Sterling advanced sharply, like the flash crash at the end of last week, took place in thin pre-Tokyo turnover. It recovered from low below $1.21 in the North American session to reach a high just shy of the high set in the European morning yesterday near $1.2330.
Sterling’s rise failed to entice more short-covering, and instead, it was sold back toward $1.2220 in late-Asian trade. It choppily traded between $1.2230 and $1.2320 in the London morning.
May asked that Parliament not try to block Brexit or undermine her negotiations with the EU. May had faced the possibility of a UK High Court ruling that would give Parliament greater say than May had intended. In addition, a Labour motion, which may have garner backbench Tory support. It called for a “full and transparent debate on the government’s plan for leaving that EU” and Parliament scrutiny of the government’s plan before the start of formal talks.
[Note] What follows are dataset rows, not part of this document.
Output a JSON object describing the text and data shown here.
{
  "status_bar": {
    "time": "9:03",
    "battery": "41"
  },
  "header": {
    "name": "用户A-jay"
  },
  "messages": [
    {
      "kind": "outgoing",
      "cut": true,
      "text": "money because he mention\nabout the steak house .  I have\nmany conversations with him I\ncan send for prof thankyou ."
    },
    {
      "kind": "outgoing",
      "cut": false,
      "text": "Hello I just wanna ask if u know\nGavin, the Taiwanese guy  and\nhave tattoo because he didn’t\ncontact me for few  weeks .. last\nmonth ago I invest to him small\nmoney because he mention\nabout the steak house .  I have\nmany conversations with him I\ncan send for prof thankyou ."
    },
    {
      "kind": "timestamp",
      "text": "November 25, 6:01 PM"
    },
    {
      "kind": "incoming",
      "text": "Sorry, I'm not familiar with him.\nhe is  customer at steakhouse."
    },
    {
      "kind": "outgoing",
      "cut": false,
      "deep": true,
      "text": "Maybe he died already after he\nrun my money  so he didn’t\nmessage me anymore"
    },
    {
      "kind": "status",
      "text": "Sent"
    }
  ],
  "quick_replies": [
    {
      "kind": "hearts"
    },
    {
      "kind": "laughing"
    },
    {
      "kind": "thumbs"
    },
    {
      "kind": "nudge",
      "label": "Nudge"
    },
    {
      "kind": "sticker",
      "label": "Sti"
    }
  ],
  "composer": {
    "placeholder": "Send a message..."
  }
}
Sterling bears may not be persuaded. May is still insisting that limiting immigration is more important than access to the single market. May also appears to see a post-Brexit UK in which financial services are somewhat less important for the economy, while other strategic industries flourish. Global investors seem less convinced. The UK out of the EU may be worth 80% of less than what it was when it is part of the EU.
Sterling had appeared to be a one-way bet. No one seemed to want to buy sterling. Talk of parity with the dollar and/or euro had emerged. By nearly any technical measure, sterling was stretched. Momentum was carrying the day, and the inability of sterling to recover from its flash crash, unlike most of victims of flash crashes only fueled the bearish sentiment.
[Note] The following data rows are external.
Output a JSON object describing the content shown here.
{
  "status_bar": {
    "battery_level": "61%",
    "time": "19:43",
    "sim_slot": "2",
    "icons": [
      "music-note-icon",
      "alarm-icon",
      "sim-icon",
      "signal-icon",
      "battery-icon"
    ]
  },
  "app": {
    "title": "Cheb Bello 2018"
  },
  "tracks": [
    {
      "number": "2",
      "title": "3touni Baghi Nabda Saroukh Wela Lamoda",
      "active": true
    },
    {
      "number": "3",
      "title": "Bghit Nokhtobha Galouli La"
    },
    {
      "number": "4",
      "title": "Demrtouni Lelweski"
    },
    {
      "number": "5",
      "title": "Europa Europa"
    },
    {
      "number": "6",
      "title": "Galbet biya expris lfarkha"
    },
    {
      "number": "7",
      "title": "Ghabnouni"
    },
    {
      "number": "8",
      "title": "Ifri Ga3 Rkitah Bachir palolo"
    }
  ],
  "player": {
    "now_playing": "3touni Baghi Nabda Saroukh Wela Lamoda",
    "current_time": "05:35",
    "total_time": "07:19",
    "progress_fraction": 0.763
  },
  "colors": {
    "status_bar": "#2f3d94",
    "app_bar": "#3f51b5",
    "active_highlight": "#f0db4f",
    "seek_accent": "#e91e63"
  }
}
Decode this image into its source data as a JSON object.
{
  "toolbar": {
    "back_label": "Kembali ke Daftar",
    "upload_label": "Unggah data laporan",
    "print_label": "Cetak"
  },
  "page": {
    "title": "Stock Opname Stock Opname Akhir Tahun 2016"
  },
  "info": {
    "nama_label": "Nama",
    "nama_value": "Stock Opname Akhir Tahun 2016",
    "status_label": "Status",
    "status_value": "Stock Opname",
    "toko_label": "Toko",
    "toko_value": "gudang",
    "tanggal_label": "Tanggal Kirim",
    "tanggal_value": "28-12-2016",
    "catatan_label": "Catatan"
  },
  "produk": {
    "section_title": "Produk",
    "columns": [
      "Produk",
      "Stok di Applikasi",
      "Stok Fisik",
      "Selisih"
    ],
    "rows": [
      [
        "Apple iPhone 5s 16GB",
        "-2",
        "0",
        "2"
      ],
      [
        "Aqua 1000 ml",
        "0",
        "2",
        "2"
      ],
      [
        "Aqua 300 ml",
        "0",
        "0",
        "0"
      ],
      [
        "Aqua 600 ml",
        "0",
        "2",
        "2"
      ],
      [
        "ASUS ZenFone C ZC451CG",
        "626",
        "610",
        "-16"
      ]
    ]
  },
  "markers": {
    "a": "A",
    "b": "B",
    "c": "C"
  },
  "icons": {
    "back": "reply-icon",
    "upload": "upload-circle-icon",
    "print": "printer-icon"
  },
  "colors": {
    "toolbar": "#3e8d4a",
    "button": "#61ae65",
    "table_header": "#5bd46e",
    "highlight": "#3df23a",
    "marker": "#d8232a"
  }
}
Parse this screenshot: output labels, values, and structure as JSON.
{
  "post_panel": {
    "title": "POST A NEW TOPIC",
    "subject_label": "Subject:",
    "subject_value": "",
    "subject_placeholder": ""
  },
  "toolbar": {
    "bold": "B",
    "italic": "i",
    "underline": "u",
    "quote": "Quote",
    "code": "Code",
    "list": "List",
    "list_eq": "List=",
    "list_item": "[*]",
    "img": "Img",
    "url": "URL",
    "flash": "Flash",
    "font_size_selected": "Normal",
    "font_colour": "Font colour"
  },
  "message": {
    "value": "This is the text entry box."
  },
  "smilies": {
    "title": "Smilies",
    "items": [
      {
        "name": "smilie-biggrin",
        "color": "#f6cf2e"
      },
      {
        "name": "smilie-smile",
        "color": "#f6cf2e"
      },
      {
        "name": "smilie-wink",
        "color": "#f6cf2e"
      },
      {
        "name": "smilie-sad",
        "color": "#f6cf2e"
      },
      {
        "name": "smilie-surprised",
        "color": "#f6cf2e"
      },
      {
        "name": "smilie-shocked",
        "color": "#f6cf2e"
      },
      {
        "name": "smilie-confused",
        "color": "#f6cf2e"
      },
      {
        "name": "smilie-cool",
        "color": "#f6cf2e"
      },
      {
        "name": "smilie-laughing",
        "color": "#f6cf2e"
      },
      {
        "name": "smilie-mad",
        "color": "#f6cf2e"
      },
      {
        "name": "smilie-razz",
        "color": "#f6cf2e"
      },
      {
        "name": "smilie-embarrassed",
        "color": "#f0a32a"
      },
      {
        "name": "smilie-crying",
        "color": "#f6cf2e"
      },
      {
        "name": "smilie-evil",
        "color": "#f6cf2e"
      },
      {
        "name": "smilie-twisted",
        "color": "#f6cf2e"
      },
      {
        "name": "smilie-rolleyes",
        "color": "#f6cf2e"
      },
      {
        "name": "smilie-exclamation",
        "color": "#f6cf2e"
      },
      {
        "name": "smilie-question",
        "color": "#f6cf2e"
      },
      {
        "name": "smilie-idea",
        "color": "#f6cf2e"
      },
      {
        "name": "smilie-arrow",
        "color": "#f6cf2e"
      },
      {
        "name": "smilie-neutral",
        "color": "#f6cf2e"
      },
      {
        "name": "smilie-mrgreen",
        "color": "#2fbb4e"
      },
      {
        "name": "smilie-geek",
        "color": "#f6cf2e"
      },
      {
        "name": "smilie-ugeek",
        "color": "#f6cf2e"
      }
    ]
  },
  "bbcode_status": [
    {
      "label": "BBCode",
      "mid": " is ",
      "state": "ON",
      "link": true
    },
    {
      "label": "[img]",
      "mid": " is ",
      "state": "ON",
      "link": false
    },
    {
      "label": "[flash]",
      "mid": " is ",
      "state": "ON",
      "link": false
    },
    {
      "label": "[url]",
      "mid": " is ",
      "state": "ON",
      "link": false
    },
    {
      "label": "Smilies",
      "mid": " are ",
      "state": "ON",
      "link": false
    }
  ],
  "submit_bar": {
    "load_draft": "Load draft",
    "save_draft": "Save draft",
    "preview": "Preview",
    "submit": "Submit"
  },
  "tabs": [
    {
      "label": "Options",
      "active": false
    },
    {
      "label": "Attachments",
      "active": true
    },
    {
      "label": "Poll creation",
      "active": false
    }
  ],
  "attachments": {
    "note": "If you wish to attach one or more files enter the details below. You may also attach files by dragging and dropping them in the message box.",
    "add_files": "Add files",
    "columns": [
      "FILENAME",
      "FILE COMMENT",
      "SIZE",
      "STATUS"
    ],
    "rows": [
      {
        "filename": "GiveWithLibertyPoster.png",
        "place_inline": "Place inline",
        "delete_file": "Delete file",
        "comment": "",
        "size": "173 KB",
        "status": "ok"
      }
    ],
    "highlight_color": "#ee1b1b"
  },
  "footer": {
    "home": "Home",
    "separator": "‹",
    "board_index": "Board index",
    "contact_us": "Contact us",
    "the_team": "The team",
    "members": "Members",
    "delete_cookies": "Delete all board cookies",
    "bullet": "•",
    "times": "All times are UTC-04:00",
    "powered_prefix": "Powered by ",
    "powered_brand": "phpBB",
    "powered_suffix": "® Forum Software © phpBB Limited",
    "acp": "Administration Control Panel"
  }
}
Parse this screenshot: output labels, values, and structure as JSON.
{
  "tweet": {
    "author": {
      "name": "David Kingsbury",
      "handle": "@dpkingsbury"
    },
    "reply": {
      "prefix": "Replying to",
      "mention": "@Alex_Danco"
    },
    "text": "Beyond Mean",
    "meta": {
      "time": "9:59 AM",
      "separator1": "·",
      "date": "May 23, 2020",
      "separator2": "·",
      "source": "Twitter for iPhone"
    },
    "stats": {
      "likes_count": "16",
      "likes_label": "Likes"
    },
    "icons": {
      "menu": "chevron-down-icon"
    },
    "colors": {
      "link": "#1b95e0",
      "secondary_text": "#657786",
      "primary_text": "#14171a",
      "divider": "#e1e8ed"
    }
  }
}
The issue for many now is at what level the bears re-load. Two levels may be key. Yesterday’s high was seen near $1.2375. Rising above the previous day’s high would be a constructive sign. Note that sterling has failed to close above its five-day moving average since September 28. It is found near $1.2360 today. The other level investors should keep in mind is about a cent higher (~$1.2375), which is the post-flash crash high.
Meanwhile, the euro is grinding lower. It has dropped two cents this week to record a low below $1.1020 in the European morning. This means that it has taken out the trendline drawn off the January, June and July lows. It intersected today around $1.1035. A break of $1.10 brings those June and July lows into view (~$1.0915 and $1.0950 respectively).
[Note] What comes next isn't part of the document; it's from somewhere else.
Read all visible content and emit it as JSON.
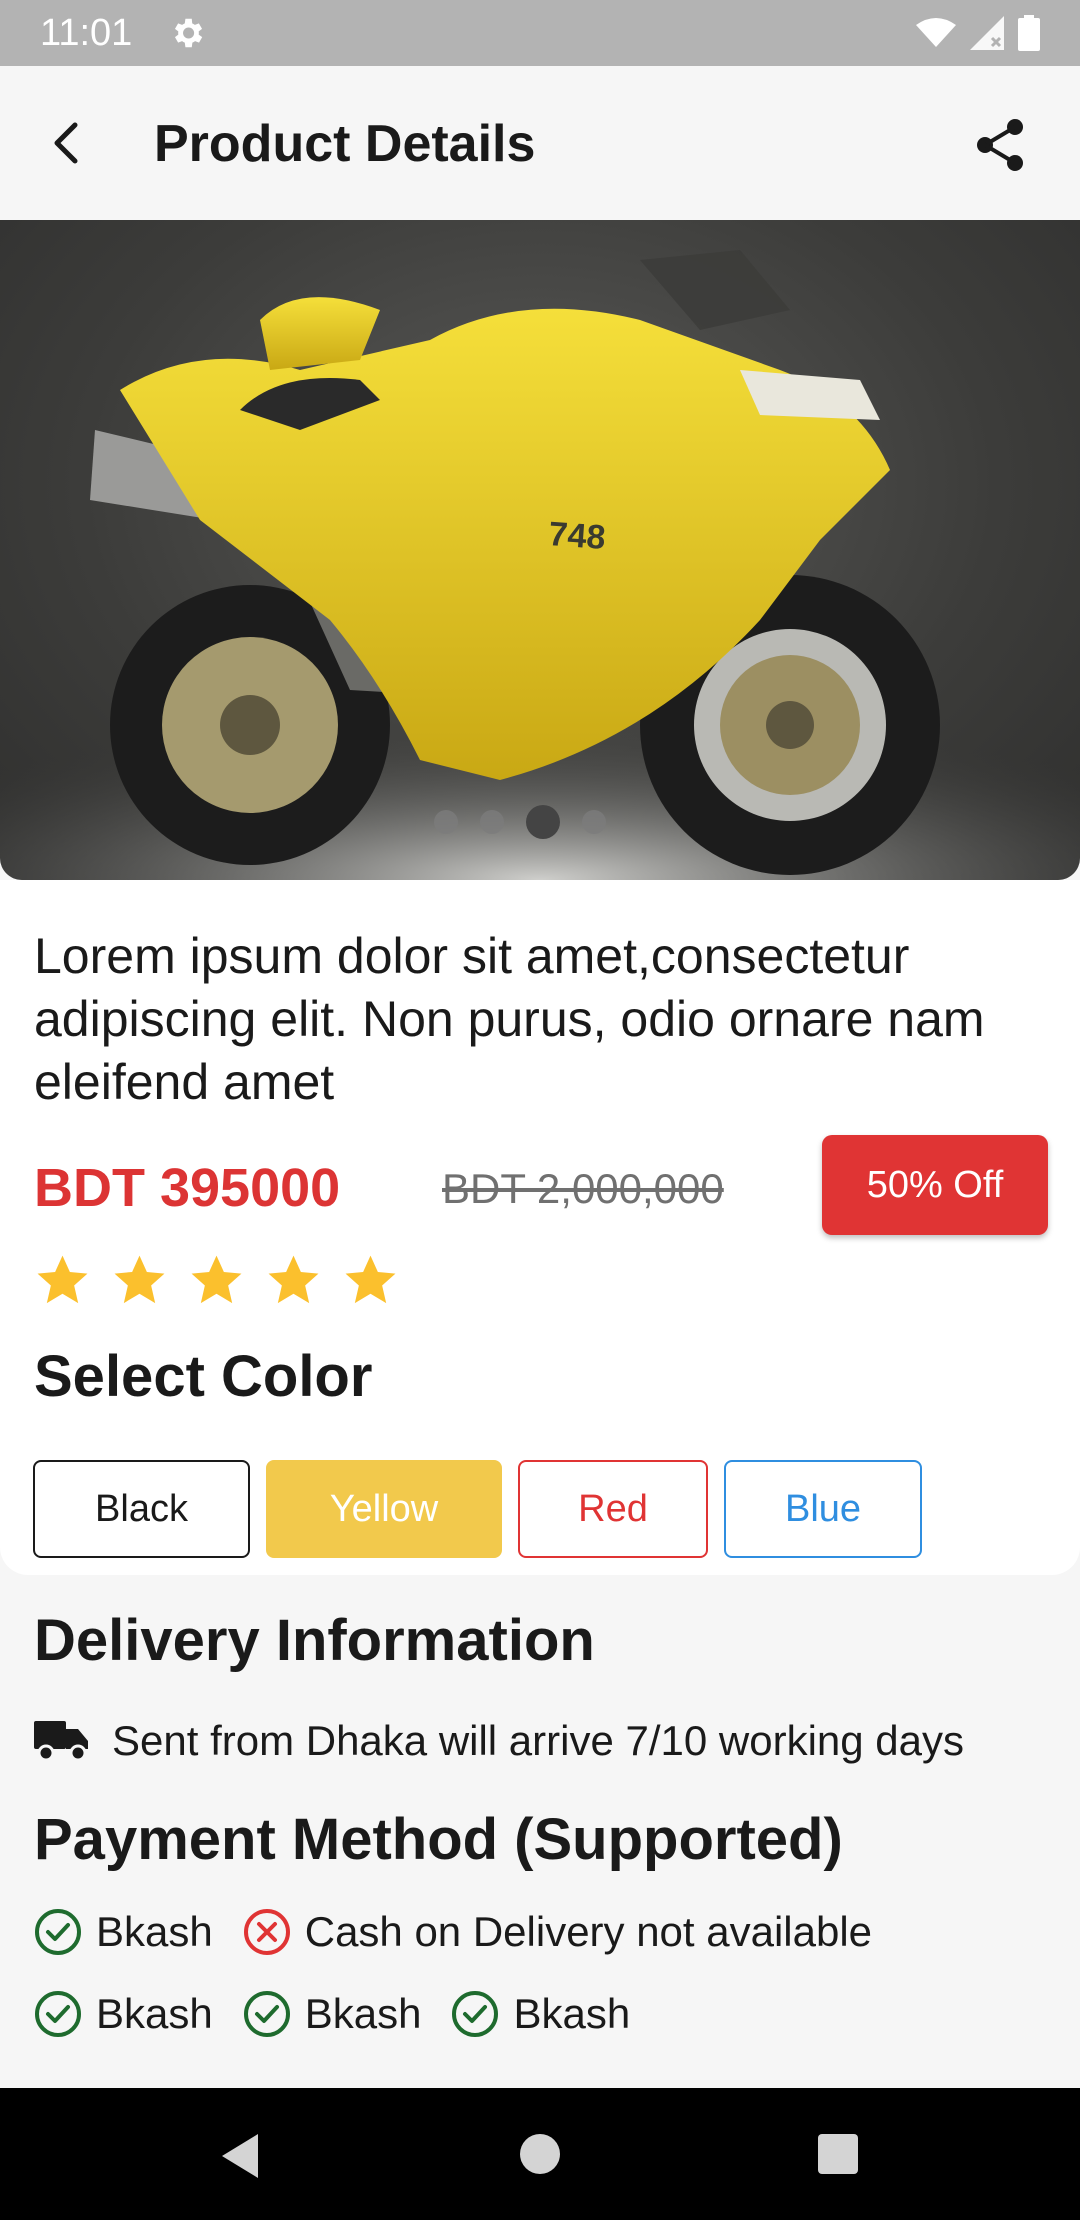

The main driver is seems is the widening interest rate differentials between the US and Germany. The two-year differential is near 154 bp today, the highest level in a decade. The US 10-year premium is also widening and near 242 bp, it is back to levels not seen since March.
Many investors are warming to the idea that the Fed will hike rates in December. Today’s FOMC minutes will be looked at for fresh insight. The fact of the matter is there were three dissent to the FOMC statement in favor of an immediate hike, and subsequent comments suggest others were sympathetic. Both Yellen and Fischer have acknowledged it was a close call. Bloomberg calculates that the pricing of the Fed funds futures strip implies a 57.1% chance that Fed funds target will be 50-75 bp by the end of December. The CME’s estimate is 64%. Our calculation puts us closer to the CME.
Japan reported August machine orders fell 2.2% or half of what the median forecast. The year-over-year pace jumped to 11.6% from 5.2% in July. This is the strongest pace in more than a year. This follows news early this week indicating that Japan’s external account (balance of payments) continues to improve. Unlike yesterday, the dollar has shied away from the JPY104.00 level and is consolidating in subdued activity around JPY103.60. The market does not appear done probing the dollar’s upside against the yen. The ceiling that needs to be overcome is marked by last week’s high (~JPY104.15) and the September high (~JPY104.35).
The dollar-bloc currencies are firmer, with the Australian dollar’s 0.5% advance leading the pack. The Aussie has been confined to yesterday’s range, where the selling pressure had brought it near $0.7535, its lowest level since September 21. A move above yesterday’s high near $0.7615 could signal a new assault on the $.7700 nemesis.
For its part, the Canadian dollar appears torn between firm oil prices and rising US rate differential. Our work suggests rate considerations are the more important presently than energy prices. At the end of last week, the US dollar briefly traded above CAD1.33. It looks as if the market wants another try.